Start of INFORMATION

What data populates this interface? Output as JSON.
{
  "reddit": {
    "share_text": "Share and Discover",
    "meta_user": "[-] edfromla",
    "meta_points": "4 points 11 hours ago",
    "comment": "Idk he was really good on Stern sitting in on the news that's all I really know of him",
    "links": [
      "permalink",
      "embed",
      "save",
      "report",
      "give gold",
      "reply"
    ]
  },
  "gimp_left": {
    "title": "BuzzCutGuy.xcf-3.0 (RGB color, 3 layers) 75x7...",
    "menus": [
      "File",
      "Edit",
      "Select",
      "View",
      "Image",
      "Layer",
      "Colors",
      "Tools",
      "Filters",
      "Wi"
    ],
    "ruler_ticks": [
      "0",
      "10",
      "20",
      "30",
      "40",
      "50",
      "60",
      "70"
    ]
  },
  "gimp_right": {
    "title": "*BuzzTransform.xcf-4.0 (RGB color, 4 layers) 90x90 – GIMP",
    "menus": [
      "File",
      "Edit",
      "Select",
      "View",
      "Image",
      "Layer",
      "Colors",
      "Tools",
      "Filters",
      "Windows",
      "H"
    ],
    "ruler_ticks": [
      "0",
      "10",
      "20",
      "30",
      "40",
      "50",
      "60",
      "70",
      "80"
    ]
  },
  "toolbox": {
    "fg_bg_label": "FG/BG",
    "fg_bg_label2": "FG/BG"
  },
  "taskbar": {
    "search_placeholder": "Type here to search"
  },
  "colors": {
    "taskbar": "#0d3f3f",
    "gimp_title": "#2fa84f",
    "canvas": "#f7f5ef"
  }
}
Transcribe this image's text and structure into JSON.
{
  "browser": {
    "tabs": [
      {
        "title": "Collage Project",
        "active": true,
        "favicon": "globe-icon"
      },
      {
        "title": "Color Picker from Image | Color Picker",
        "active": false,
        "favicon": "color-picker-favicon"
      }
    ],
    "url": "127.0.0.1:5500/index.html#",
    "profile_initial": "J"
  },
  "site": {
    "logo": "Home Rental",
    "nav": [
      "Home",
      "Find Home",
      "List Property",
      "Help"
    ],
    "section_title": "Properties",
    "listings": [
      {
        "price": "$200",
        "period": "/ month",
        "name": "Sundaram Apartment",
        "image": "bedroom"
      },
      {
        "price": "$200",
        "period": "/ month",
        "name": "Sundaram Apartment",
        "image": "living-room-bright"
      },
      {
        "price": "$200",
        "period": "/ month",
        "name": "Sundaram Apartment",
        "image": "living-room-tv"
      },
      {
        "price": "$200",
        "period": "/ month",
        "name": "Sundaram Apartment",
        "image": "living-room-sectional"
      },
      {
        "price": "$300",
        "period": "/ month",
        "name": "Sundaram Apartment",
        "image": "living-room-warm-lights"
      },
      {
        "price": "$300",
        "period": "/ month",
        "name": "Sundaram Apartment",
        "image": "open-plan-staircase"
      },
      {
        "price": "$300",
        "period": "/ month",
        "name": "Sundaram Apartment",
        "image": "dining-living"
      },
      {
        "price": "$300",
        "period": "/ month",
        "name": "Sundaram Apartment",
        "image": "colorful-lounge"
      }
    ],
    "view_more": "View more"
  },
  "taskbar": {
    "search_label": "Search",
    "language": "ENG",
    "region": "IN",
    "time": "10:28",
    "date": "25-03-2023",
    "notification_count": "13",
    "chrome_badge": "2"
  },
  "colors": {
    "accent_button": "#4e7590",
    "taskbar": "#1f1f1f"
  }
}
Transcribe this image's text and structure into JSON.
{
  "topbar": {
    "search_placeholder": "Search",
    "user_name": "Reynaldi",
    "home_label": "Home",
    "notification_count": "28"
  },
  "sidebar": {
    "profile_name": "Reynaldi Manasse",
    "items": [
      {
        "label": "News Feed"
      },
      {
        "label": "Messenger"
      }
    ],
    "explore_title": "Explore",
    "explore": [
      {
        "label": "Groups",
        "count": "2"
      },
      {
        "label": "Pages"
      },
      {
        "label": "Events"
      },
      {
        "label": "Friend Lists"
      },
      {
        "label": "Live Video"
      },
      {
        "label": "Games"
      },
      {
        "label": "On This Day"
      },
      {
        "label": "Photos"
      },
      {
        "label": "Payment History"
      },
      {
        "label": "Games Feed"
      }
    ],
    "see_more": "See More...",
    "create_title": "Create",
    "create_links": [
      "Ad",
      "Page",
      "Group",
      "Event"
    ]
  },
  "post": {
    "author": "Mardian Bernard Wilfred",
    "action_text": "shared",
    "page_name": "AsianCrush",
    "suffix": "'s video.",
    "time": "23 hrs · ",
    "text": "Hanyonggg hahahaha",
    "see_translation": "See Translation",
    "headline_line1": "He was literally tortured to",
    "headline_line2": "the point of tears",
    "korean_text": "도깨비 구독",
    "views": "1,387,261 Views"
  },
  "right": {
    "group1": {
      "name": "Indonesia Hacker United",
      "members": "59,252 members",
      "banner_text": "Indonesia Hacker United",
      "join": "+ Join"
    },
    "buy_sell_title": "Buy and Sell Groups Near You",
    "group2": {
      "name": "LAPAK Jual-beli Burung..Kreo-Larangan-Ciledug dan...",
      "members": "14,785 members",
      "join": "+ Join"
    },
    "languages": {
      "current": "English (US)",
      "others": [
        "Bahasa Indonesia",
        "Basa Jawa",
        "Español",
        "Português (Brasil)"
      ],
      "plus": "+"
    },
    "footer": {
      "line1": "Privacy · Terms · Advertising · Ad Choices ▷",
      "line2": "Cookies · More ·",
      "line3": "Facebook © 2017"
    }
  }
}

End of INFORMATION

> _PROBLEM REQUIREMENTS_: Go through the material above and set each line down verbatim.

> _TASK SOLUTION_:
What data populates this interface? Output as JSON.
{
  "reddit": {
    "share_text": "Share and Discover",
    "meta_user": "[-] edfromla",
    "meta_points": "4 points 11 hours ago",
    "comment": "Idk he was really good on Stern sitting in on the news that's all I really know of him",
    "links": [
      "permalink",
      "embed",
      "save",
      "report",
      "give gold",
      "reply"
    ]
  },
  "gimp_left": {
    "title": "BuzzCutGuy.xcf-3.0 (RGB color, 3 layers) 75x7...",
    "menus": [
      "File",
      "Edit",
      "Select",
      "View",
      "Image",
      "Layer",
      "Colors",
      "Tools",
      "Filters",
      "Wi"
    ],
    "ruler_ticks": [
      "0",
      "10",
      "20",
      "30",
      "40",
      "50",
      "60",
      "70"
    ]
  },
  "gimp_right": {
    "title": "*BuzzTransform.xcf-4.0 (RGB color, 4 layers) 90x90 – GIMP",
    "menus": [
      "File",
      "Edit",
      "Select",
      "View",
      "Image",
      "Layer",
      "Colors",
      "Tools",
      "Filters",
      "Windows",
      "H"
    ],
    "ruler_ticks": [
      "0",
      "10",
      "20",
      "30",
      "40",
      "50",
      "60",
      "70",
      "80"
    ]
  },
  "toolbox": {
    "fg_bg_label": "FG/BG",
    "fg_bg_label2": "FG/BG"
  },
  "taskbar": {
    "search_placeholder": "Type here to search"
  },
  "colors": {
    "taskbar": "#0d3f3f",
    "gimp_title": "#2fa84f",
    "canvas": "#f7f5ef"
  }
}
Transcribe this image's text and structure into JSON.
{
  "browser": {
    "tabs": [
      {
        "title": "Collage Project",
        "active": true,
        "favicon": "globe-icon"
      },
      {
        "title": "Color Picker from Image | Color Picker",
        "active": false,
        "favicon": "color-picker-favicon"
      }
    ],
    "url": "127.0.0.1:5500/index.html#",
    "profile_initial": "J"
  },
  "site": {
    "logo": "Home Rental",
    "nav": [
      "Home",
      "Find Home",
      "List Property",
      "Help"
    ],
    "section_title": "Properties",
    "listings": [
      {
        "price": "$200",
        "period": "/ month",
        "name": "Sundaram Apartment",
        "image": "bedroom"
      },
      {
        "price": "$200",
        "period": "/ month",
        "name": "Sundaram Apartment",
        "image": "living-room-bright"
      },
      {
        "price": "$200",
        "period": "/ month",
        "name": "Sundaram Apartment",
        "image": "living-room-tv"
      },
      {
        "price": "$200",
        "period": "/ month",
        "name": "Sundaram Apartment",
        "image": "living-room-sectional"
      },
      {
        "price": "$300",
        "period": "/ month",
        "name": "Sundaram Apartment",
        "image": "living-room-warm-lights"
      },
      {
        "price": "$300",
        "period": "/ month",
        "name": "Sundaram Apartment",
        "image": "open-plan-staircase"
      },
      {
        "price": "$300",
        "period": "/ month",
        "name": "Sundaram Apartment",
        "image": "dining-living"
      },
      {
        "price": "$300",
        "period": "/ month",
        "name": "Sundaram Apartment",
        "image": "colorful-lounge"
      }
    ],
    "view_more": "View more"
  },
  "taskbar": {
    "search_label": "Search",
    "language": "ENG",
    "region": "IN",
    "time": "10:28",
    "date": "25-03-2023",
    "notification_count": "13",
    "chrome_badge": "2"
  },
  "colors": {
    "accent_button": "#4e7590",
    "taskbar": "#1f1f1f"
  }
}
Transcribe this image's text and structure into JSON.
{
  "topbar": {
    "search_placeholder": "Search",
    "user_name": "Reynaldi",
    "home_label": "Home",
    "notification_count": "28"
  },
  "sidebar": {
    "profile_name": "Reynaldi Manasse",
    "items": [
      {
        "label": "News Feed"
      },
      {
        "label": "Messenger"
      }
    ],
    "explore_title": "Explore",
    "explore": [
      {
        "label": "Groups",
        "count": "2"
      },
      {
        "label": "Pages"
      },
      {
        "label": "Events"
      },
      {
        "label": "Friend Lists"
      },
      {
        "label": "Live Video"
      },
      {
        "label": "Games"
      },
      {
        "label": "On This Day"
      },
      {
        "label": "Photos"
      },
      {
        "label": "Payment History"
      },
      {
        "label": "Games Feed"
      }
    ],
    "see_more": "See More...",
    "create_title": "Create",
    "create_links": [
      "Ad",
      "Page",
      "Group",
      "Event"
    ]
  },
  "post": {
    "author": "Mardian Bernard Wilfred",
    "action_text": "shared",
    "page_name": "AsianCrush",
    "suffix": "'s video.",
    "time": "23 hrs · ",
    "text": "Hanyonggg hahahaha",
    "see_translation": "See Translation",
    "headline_line1": "He was literally tortured to",
    "headline_line2": "the point of tears",
    "korean_text": "도깨비 구독",
    "views": "1,387,261 Views"
  },
  "right": {
    "group1": {
      "name": "Indonesia Hacker United",
      "members": "59,252 members",
      "banner_text": "Indonesia Hacker United",
      "join": "+ Join"
    },
    "buy_sell_title": "Buy and Sell Groups Near You",
    "group2": {
      "name": "LAPAK Jual-beli Burung..Kreo-Larangan-Ciledug dan...",
      "members": "14,785 members",
      "join": "+ Join"
    },
    "languages": {
      "current": "English (US)",
      "others": [
        "Bahasa Indonesia",
        "Basa Jawa",
        "Español",
        "Português (Brasil)"
      ],
      "plus": "+"
    },
    "footer": {
      "line1": "Privacy · Terms · Advertising · Ad Choices ▷",
      "line2": "Cookies · More ·",
      "line3": "Facebook © 2017"
    }
  }
}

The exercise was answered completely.